**Data for processing:**
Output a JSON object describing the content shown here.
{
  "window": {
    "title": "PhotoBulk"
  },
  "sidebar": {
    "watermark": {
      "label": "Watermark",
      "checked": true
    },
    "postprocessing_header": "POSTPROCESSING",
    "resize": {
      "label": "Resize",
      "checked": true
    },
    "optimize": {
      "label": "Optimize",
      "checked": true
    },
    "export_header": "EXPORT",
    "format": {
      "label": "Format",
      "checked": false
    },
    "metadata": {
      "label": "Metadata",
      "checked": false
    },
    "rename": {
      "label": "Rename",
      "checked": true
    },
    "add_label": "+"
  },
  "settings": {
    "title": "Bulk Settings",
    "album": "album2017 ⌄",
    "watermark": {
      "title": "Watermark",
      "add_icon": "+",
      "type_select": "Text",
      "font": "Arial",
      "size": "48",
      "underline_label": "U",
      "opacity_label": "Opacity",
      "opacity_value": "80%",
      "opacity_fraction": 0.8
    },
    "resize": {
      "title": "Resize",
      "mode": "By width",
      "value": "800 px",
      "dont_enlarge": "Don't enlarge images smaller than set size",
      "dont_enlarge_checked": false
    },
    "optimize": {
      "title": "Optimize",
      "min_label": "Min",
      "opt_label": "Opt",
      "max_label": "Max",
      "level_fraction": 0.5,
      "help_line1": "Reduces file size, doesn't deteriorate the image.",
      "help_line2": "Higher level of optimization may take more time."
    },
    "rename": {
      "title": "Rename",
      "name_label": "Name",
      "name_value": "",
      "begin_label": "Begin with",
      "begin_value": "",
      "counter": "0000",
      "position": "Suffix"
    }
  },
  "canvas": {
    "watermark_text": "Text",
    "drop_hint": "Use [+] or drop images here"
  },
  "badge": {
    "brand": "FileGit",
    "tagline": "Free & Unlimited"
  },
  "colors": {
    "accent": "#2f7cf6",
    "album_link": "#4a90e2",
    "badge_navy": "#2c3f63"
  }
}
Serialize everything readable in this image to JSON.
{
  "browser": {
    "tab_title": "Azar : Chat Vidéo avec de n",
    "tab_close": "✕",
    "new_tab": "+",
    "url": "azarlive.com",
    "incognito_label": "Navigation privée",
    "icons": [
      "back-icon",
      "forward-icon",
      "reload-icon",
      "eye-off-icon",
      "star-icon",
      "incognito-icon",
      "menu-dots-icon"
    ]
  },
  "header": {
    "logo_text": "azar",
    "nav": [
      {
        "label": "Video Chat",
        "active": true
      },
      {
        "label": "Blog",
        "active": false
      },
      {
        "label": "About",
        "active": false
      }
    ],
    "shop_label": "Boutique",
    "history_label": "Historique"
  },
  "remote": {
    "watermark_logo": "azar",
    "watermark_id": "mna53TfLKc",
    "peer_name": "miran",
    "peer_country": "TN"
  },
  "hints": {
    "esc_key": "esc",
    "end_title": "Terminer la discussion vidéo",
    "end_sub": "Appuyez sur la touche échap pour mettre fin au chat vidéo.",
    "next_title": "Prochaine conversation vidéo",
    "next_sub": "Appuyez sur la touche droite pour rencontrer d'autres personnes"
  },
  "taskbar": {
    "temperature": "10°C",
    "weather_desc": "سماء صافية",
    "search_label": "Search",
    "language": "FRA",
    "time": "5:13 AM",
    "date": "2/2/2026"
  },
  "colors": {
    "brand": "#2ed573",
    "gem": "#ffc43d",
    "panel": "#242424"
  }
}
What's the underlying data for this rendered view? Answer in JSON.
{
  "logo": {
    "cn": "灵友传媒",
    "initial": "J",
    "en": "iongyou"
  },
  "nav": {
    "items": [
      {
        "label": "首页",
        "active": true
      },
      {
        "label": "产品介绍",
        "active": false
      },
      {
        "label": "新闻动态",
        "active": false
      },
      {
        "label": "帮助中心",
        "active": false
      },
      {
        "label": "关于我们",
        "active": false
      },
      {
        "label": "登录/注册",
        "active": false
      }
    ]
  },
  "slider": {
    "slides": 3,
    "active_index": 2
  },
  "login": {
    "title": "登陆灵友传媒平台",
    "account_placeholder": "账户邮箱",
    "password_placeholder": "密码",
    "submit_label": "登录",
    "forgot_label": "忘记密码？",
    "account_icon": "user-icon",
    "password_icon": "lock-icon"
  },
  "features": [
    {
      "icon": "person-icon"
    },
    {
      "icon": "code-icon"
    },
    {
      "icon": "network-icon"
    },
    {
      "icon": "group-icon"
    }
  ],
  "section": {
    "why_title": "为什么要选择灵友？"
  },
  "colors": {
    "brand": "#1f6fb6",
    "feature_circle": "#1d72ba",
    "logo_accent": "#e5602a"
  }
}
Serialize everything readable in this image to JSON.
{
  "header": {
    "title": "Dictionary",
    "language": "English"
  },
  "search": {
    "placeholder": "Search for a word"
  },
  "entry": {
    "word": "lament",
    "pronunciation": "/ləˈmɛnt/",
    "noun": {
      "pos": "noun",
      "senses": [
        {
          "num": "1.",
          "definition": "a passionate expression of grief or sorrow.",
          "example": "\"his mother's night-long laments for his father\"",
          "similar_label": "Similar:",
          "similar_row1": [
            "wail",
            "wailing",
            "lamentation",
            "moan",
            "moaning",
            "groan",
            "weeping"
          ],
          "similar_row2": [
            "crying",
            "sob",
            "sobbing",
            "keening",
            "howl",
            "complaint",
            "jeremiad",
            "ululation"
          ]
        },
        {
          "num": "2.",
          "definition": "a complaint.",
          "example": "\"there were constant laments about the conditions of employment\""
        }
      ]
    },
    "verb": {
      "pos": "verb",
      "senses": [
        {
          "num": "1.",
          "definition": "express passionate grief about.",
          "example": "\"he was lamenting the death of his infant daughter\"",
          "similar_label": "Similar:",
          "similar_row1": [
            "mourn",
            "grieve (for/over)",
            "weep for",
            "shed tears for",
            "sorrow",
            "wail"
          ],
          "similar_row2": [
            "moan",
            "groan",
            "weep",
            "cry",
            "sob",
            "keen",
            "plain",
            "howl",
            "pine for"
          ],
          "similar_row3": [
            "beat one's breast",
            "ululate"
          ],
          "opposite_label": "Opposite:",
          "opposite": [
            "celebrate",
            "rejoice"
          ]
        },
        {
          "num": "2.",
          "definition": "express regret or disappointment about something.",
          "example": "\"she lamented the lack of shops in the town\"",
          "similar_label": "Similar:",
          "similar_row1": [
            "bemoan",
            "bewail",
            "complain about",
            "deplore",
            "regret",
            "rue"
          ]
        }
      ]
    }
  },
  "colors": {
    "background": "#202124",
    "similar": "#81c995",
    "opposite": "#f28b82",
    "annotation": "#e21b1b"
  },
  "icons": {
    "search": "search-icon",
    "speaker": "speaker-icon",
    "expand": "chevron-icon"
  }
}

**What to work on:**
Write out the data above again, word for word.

**Output:**
Output a JSON object describing the content shown here.
{
  "window": {
    "title": "PhotoBulk"
  },
  "sidebar": {
    "watermark": {
      "label": "Watermark",
      "checked": true
    },
    "postprocessing_header": "POSTPROCESSING",
    "resize": {
      "label": "Resize",
      "checked": true
    },
    "optimize": {
      "label": "Optimize",
      "checked": true
    },
    "export_header": "EXPORT",
    "format": {
      "label": "Format",
      "checked": false
    },
    "metadata": {
      "label": "Metadata",
      "checked": false
    },
    "rename": {
      "label": "Rename",
      "checked": true
    },
    "add_label": "+"
  },
  "settings": {
    "title": "Bulk Settings",
    "album": "album2017 ⌄",
    "watermark": {
      "title": "Watermark",
      "add_icon": "+",
      "type_select": "Text",
      "font": "Arial",
      "size": "48",
      "underline_label": "U",
      "opacity_label": "Opacity",
      "opacity_value": "80%",
      "opacity_fraction": 0.8
    },
    "resize": {
      "title": "Resize",
      "mode": "By width",
      "value": "800 px",
      "dont_enlarge": "Don't enlarge images smaller than set size",
      "dont_enlarge_checked": false
    },
    "optimize": {
      "title": "Optimize",
      "min_label": "Min",
      "opt_label": "Opt",
      "max_label": "Max",
      "level_fraction": 0.5,
      "help_line1": "Reduces file size, doesn't deteriorate the image.",
      "help_line2": "Higher level of optimization may take more time."
    },
    "rename": {
      "title": "Rename",
      "name_label": "Name",
      "name_value": "",
      "begin_label": "Begin with",
      "begin_value": "",
      "counter": "0000",
      "position": "Suffix"
    }
  },
  "canvas": {
    "watermark_text": "Text",
    "drop_hint": "Use [+] or drop images here"
  },
  "badge": {
    "brand": "FileGit",
    "tagline": "Free & Unlimited"
  },
  "colors": {
    "accent": "#2f7cf6",
    "album_link": "#4a90e2",
    "badge_navy": "#2c3f63"
  }
}
Serialize everything readable in this image to JSON.
{
  "browser": {
    "tab_title": "Azar : Chat Vidéo avec de n",
    "tab_close": "✕",
    "new_tab": "+",
    "url": "azarlive.com",
    "incognito_label": "Navigation privée",
    "icons": [
      "back-icon",
      "forward-icon",
      "reload-icon",
      "eye-off-icon",
      "star-icon",
      "incognito-icon",
      "menu-dots-icon"
    ]
  },
  "header": {
    "logo_text": "azar",
    "nav": [
      {
        "label": "Video Chat",
        "active": true
      },
      {
        "label": "Blog",
        "active": false
      },
      {
        "label": "About",
        "active": false
      }
    ],
    "shop_label": "Boutique",
    "history_label": "Historique"
  },
  "remote": {
    "watermark_logo": "azar",
    "watermark_id": "mna53TfLKc",
    "peer_name": "miran",
    "peer_country": "TN"
  },
  "hints": {
    "esc_key": "esc",
    "end_title": "Terminer la discussion vidéo",
    "end_sub": "Appuyez sur la touche échap pour mettre fin au chat vidéo.",
    "next_title": "Prochaine conversation vidéo",
    "next_sub": "Appuyez sur la touche droite pour rencontrer d'autres personnes"
  },
  "taskbar": {
    "temperature": "10°C",
    "weather_desc": "سماء صافية",
    "search_label": "Search",
    "language": "FRA",
    "time": "5:13 AM",
    "date": "2/2/2026"
  },
  "colors": {
    "brand": "#2ed573",
    "gem": "#ffc43d",
    "panel": "#242424"
  }
}
What's the underlying data for this rendered view? Answer in JSON.
{
  "logo": {
    "cn": "灵友传媒",
    "initial": "J",
    "en": "iongyou"
  },
  "nav": {
    "items": [
      {
        "label": "首页",
        "active": true
      },
      {
        "label": "产品介绍",
        "active": false
      },
      {
        "label": "新闻动态",
        "active": false
      },
      {
        "label": "帮助中心",
        "active": false
      },
      {
        "label": "关于我们",
        "active": false
      },
      {
        "label": "登录/注册",
        "active": false
      }
    ]
  },
  "slider": {
    "slides": 3,
    "active_index": 2
  },
  "login": {
    "title": "登陆灵友传媒平台",
    "account_placeholder": "账户邮箱",
    "password_placeholder": "密码",
    "submit_label": "登录",
    "forgot_label": "忘记密码？",
    "account_icon": "user-icon",
    "password_icon": "lock-icon"
  },
  "features": [
    {
      "icon": "person-icon"
    },
    {
      "icon": "code-icon"
    },
    {
      "icon": "network-icon"
    },
    {
      "icon": "group-icon"
    }
  ],
  "section": {
    "why_title": "为什么要选择灵友？"
  },
  "colors": {
    "brand": "#1f6fb6",
    "feature_circle": "#1d72ba",
    "logo_accent": "#e5602a"
  }
}
Serialize everything readable in this image to JSON.
{
  "header": {
    "title": "Dictionary",
    "language": "English"
  },
  "search": {
    "placeholder": "Search for a word"
  },
  "entry": {
    "word": "lament",
    "pronunciation": "/ləˈmɛnt/",
    "noun": {
      "pos": "noun",
      "senses": [
        {
          "num": "1.",
          "definition": "a passionate expression of grief or sorrow.",
          "example": "\"his mother's night-long laments for his father\"",
          "similar_label": "Similar:",
          "similar_row1": [
            "wail",
            "wailing",
            "lamentation",
            "moan",
            "moaning",
            "groan",
            "weeping"
          ],
          "similar_row2": [
            "crying",
            "sob",
            "sobbing",
            "keening",
            "howl",
            "complaint",
            "jeremiad",
            "ululation"
          ]
        },
        {
          "num": "2.",
          "definition": "a complaint.",
          "example": "\"there were constant laments about the conditions of employment\""
        }
      ]
    },
    "verb": {
      "pos": "verb",
      "senses": [
        {
          "num": "1.",
          "definition": "express passionate grief about.",
          "example": "\"he was lamenting the death of his infant daughter\"",
          "similar_label": "Similar:",
          "similar_row1": [
            "mourn",
            "grieve (for/over)",
            "weep for",
            "shed tears for",
            "sorrow",
            "wail"
          ],
          "similar_row2": [
            "moan",
            "groan",
            "weep",
            "cry",
            "sob",
            "keen",
            "plain",
            "howl",
            "pine for"
          ],
          "similar_row3": [
            "beat one's breast",
            "ululate"
          ],
          "opposite_label": "Opposite:",
          "opposite": [
            "celebrate",
            "rejoice"
          ]
        },
        {
          "num": "2.",
          "definition": "express regret or disappointment about something.",
          "example": "\"she lamented the lack of shops in the town\"",
          "similar_label": "Similar:",
          "similar_row1": [
            "bemoan",
            "bewail",
            "complain about",
            "deplore",
            "regret",
            "rue"
          ]
        }
      ]
    }
  },
  "colors": {
    "background": "#202124",
    "similar": "#81c995",
    "opposite": "#f28b82",
    "annotation": "#e21b1b"
  },
  "icons": {
    "search": "search-icon",
    "speaker": "speaker-icon",
    "expand": "chevron-icon"
  }
}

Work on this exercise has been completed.